To phrase this slightly differently, the difference is between erroneously placing a monument, intending to place it on the true line, but failing to do so, and erroneously believing a preexisting monument (either artificial or natural) represents the boundary, and holding to that monument.
In the case at bar, defendants argue that plaintiffs could not have established adverse possession because they never intended to occupy property owned by defendants, but were simply mistaken with regard to where the boundary line was located. We disagree. A mistake regarding the true boundary line does not defeat a claim of adverse possession. Dubois, supra at 604-605. Indeed, as pointed out in 7 Powell, Real Property, ¶ 1013[f] [i], p 91-46, it would be contrary to fundamental justice and public policy to limit the application of the doctrine of adverse possession to those cases where the adverse possessor knew his possession was deliberately wrong, while excluding the adverse possessor whose possession was by mistake. That would serve to reward the thief and punish the innocent, but mistaken, citizen.
We believe that this case falls within the second principle set forth in Connelly, where a landowner intends to claim title to a visible, recognizable boundary; that is, where a landowner respected the line believed to be the boundary but that proved not to be the true line. The evidence indicated that plaintiffs, apparently operating under the mistaken belief that Ashard Road represented the true boundary line, claimed possession and ownership to Ashard Road, including the disputed parcel. That intention was manifested by plaintiffs' exclusive use of the property, the posting of no trespassing signs, and their denial of permission to defendants' predecessors in title to use the disputed parcel. Accordingly, we conclude that the trial court did not err in finding that the elements of a claim of right or color of title for adverse possession were established.

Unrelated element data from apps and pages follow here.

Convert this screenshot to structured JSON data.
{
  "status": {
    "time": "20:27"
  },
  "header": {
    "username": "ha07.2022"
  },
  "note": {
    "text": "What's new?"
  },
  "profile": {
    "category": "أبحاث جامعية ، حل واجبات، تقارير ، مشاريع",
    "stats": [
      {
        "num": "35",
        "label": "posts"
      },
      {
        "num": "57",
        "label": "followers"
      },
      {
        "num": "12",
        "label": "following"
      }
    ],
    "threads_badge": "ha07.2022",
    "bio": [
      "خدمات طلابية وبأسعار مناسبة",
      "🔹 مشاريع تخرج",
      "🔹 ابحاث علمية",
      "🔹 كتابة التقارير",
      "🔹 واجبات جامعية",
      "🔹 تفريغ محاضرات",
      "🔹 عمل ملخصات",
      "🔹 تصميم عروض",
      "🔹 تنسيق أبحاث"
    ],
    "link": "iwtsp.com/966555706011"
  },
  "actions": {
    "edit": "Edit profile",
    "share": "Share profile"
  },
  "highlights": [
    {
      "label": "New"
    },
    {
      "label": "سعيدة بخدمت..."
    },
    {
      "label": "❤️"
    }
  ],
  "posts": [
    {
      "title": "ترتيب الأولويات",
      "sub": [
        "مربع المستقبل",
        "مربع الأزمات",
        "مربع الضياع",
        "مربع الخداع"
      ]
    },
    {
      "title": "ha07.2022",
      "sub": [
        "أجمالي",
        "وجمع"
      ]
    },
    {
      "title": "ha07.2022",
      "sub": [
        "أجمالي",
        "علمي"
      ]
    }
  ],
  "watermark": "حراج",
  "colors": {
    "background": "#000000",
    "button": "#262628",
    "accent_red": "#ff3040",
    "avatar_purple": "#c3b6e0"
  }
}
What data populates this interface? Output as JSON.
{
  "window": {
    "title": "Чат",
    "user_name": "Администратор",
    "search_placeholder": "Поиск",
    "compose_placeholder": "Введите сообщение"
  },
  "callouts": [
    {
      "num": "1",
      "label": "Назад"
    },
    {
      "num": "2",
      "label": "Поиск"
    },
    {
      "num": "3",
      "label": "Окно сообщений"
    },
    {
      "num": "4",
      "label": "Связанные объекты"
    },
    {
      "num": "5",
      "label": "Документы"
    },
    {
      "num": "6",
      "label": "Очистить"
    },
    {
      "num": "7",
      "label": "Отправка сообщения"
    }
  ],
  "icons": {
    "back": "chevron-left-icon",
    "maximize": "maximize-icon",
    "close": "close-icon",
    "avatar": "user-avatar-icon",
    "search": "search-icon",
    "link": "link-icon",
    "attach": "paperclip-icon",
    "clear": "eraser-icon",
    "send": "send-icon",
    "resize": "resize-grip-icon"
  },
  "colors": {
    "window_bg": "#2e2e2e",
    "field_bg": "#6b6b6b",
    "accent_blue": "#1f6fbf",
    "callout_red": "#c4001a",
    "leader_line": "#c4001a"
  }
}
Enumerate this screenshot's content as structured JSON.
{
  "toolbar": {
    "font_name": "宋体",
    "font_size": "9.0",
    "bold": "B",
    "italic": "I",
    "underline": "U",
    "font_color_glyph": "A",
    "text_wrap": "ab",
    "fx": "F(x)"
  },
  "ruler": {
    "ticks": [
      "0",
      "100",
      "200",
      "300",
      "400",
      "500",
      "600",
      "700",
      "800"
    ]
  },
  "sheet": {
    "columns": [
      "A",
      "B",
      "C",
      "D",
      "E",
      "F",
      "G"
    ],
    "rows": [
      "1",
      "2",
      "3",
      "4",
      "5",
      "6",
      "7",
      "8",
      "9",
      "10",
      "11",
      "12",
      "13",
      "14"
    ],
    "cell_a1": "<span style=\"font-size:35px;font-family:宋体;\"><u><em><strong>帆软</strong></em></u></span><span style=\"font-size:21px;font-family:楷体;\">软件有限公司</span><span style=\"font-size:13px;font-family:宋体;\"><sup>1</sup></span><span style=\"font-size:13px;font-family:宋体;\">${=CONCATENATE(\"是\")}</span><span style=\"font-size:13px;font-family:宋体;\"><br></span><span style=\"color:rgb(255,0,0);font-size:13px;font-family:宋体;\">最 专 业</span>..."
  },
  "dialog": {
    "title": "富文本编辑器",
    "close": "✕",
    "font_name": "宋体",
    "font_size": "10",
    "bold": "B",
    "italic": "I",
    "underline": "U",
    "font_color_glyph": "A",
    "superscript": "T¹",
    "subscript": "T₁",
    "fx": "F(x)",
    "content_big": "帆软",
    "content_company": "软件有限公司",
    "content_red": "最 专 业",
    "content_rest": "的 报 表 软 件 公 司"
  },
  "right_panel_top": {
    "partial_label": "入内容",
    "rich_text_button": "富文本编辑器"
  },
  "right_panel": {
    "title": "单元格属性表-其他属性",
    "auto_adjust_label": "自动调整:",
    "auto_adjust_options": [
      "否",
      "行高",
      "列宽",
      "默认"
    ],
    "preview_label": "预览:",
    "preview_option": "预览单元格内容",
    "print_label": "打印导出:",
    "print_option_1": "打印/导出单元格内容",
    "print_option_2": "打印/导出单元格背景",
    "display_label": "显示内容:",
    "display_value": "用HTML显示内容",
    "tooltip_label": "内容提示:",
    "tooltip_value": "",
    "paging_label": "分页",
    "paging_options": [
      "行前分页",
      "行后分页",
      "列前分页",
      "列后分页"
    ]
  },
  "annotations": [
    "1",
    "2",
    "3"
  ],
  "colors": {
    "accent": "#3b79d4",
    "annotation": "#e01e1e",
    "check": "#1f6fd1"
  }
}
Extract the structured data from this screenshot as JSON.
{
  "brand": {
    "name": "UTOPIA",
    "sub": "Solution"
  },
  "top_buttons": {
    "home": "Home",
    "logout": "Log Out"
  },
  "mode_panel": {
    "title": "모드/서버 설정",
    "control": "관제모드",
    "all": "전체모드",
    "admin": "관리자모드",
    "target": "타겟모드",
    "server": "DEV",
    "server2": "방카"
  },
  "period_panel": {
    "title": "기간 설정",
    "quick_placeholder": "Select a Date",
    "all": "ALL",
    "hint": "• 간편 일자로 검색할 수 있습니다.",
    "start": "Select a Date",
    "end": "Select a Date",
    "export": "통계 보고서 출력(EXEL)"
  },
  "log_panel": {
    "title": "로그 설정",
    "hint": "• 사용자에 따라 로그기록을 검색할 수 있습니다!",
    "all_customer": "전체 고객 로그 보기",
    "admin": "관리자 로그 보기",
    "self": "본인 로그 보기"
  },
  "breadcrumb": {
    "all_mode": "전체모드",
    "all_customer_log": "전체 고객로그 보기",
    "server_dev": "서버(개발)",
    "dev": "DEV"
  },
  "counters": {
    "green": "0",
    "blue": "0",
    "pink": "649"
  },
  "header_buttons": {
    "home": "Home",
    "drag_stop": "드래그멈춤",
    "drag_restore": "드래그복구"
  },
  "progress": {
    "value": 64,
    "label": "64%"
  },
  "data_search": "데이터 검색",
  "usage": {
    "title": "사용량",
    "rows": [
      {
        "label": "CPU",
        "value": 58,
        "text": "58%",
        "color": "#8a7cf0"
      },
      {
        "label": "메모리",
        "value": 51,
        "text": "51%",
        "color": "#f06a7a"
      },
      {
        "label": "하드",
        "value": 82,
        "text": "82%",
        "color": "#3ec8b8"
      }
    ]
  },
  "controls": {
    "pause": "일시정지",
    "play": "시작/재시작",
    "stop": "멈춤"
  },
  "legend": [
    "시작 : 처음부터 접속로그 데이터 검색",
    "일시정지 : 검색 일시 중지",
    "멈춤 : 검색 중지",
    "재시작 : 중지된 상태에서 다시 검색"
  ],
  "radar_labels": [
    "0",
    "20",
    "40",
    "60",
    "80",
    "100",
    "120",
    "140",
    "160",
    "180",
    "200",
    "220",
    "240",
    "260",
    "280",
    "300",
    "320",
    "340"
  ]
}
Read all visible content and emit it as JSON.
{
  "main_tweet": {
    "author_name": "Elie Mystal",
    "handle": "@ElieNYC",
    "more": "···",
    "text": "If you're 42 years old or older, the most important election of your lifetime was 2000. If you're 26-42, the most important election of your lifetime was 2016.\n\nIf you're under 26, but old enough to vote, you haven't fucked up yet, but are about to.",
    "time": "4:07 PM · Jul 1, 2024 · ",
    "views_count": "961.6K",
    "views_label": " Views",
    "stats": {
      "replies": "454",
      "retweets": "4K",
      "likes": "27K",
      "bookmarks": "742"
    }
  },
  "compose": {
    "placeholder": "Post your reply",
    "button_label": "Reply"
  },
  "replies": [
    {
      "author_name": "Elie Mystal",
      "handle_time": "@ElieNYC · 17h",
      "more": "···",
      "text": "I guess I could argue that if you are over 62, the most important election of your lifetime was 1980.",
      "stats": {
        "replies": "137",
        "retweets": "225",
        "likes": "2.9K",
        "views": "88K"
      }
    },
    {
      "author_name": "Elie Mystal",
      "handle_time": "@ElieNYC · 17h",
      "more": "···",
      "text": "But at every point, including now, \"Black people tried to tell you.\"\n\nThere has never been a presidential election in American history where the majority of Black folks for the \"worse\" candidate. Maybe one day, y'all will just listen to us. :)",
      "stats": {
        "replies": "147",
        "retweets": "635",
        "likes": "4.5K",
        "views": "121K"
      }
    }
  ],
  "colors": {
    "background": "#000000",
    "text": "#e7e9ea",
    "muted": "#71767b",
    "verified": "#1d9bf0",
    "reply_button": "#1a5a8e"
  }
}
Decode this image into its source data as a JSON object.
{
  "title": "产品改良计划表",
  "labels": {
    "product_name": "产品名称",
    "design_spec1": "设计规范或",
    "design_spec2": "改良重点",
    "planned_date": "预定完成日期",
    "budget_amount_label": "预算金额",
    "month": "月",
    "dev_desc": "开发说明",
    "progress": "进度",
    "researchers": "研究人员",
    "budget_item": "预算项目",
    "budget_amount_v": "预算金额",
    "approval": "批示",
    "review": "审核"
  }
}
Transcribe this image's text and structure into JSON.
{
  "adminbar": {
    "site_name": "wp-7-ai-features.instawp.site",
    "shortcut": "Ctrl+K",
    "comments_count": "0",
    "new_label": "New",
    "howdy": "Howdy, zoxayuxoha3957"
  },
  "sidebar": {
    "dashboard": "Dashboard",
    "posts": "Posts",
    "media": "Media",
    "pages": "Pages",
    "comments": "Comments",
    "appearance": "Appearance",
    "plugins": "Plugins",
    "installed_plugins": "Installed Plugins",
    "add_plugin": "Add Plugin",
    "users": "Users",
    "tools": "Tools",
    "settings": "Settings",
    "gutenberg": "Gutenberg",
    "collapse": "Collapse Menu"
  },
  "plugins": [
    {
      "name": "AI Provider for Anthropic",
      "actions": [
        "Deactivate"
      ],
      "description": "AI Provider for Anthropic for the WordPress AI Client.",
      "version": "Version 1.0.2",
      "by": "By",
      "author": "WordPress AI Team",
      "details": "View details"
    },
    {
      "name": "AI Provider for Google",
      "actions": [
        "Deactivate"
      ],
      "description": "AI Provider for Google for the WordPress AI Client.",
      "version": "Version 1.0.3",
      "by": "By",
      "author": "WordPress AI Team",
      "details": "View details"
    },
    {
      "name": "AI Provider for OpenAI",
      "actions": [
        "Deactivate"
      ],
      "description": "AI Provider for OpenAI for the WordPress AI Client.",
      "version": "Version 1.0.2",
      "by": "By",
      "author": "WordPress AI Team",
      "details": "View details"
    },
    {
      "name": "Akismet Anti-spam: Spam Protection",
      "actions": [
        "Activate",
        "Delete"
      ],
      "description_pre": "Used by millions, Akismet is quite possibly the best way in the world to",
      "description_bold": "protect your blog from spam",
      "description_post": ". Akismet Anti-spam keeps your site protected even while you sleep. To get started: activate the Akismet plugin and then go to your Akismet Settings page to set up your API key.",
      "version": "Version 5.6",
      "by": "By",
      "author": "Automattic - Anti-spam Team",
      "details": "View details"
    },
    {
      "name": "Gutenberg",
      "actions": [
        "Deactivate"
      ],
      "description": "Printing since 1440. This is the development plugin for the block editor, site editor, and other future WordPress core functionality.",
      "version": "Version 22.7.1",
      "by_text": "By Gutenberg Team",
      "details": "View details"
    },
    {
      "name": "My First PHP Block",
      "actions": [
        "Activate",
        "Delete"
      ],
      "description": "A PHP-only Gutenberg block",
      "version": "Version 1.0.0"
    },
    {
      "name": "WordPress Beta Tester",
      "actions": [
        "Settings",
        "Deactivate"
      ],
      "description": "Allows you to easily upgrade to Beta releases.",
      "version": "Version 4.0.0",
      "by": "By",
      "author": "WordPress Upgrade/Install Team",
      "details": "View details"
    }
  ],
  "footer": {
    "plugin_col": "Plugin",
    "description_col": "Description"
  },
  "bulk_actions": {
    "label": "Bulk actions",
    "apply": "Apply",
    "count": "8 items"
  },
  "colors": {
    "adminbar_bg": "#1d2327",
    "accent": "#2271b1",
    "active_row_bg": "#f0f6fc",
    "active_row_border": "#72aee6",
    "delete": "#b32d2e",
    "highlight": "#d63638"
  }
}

Defendants' final argument is that the trial court's findings of fact were against the great weight of the evidence. However, defendants waived their claim that the decision was against the great weight of the evidence by failing to move timely for a new trial. Richmond Twp v Erbes, 195 Mich. App. 210, 218; 489 N.W.2d 504 (1992).
Affirmed. Plaintiffs may tax costs.